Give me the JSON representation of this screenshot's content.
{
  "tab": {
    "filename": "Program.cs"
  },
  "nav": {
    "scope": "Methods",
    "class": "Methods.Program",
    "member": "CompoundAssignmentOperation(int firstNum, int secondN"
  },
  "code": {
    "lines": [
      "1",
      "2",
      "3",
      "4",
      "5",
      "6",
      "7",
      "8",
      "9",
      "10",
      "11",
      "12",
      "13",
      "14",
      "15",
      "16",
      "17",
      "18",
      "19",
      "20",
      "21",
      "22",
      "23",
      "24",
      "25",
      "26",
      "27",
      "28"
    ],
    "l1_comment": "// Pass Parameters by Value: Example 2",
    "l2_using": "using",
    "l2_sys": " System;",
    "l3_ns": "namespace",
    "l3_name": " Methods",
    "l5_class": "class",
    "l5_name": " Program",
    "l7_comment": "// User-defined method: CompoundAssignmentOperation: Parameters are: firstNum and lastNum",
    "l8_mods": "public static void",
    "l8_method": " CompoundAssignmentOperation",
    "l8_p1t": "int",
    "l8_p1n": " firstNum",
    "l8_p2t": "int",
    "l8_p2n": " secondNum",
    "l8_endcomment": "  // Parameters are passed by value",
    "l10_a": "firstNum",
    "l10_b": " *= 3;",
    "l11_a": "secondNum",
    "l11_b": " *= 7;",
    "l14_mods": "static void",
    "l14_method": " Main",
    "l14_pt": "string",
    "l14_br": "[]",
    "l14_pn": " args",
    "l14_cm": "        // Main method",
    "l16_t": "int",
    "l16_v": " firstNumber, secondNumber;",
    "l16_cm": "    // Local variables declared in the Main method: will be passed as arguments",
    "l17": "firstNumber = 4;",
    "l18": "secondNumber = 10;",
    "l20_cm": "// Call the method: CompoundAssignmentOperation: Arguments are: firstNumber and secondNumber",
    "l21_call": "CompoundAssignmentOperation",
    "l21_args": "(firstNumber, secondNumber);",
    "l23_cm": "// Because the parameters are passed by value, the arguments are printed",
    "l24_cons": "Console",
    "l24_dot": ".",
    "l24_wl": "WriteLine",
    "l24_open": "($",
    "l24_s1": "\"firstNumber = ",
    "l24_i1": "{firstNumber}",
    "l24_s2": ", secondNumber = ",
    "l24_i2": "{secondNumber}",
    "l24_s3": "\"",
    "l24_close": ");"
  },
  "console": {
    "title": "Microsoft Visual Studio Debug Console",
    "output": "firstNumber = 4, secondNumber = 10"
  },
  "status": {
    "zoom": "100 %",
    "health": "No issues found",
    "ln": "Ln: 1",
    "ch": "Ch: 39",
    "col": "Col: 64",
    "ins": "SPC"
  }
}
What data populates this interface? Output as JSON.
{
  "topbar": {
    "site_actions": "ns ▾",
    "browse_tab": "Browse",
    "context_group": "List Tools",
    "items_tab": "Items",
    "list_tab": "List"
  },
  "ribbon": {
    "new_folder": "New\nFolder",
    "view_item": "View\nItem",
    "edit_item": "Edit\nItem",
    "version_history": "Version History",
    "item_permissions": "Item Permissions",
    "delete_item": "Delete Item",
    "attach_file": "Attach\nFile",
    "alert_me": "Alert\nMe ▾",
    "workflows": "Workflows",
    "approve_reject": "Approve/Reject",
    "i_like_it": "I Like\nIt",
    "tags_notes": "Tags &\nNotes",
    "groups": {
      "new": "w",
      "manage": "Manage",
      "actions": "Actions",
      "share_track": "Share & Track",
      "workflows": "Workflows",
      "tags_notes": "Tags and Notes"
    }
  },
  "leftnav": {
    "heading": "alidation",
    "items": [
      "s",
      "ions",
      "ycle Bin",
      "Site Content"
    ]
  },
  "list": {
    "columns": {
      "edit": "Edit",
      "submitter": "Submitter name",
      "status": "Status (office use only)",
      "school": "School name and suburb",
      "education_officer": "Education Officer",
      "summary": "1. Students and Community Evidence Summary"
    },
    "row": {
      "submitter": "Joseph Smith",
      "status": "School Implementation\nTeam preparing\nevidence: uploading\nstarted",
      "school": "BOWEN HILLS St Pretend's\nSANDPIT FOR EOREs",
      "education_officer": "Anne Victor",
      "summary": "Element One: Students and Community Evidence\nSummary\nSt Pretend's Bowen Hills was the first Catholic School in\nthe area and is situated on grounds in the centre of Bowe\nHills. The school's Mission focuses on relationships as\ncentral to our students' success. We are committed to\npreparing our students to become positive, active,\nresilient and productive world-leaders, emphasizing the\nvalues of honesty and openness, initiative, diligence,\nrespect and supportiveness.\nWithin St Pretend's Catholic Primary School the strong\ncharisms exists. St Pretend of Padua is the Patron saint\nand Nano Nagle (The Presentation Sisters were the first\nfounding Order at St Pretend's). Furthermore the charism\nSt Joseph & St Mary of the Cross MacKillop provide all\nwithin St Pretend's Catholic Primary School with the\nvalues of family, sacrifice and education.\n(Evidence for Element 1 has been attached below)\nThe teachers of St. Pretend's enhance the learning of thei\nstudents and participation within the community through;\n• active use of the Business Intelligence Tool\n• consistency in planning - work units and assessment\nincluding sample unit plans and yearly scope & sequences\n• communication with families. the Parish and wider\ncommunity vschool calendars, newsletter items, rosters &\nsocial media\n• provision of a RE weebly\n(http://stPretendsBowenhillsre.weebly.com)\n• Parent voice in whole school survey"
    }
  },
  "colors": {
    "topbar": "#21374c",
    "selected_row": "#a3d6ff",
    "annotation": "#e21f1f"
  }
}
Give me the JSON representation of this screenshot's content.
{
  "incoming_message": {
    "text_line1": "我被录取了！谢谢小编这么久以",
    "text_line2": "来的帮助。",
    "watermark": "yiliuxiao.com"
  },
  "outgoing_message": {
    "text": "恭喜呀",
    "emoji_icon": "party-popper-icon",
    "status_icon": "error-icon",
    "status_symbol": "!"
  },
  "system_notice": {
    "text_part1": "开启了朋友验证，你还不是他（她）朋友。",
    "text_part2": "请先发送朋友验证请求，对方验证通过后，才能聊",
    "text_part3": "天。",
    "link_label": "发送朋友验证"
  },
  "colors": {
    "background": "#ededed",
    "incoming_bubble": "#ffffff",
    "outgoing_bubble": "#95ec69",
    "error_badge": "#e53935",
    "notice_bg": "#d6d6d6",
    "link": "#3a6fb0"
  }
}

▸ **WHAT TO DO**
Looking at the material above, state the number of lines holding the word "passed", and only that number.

▸ **TASK ANSWER**
3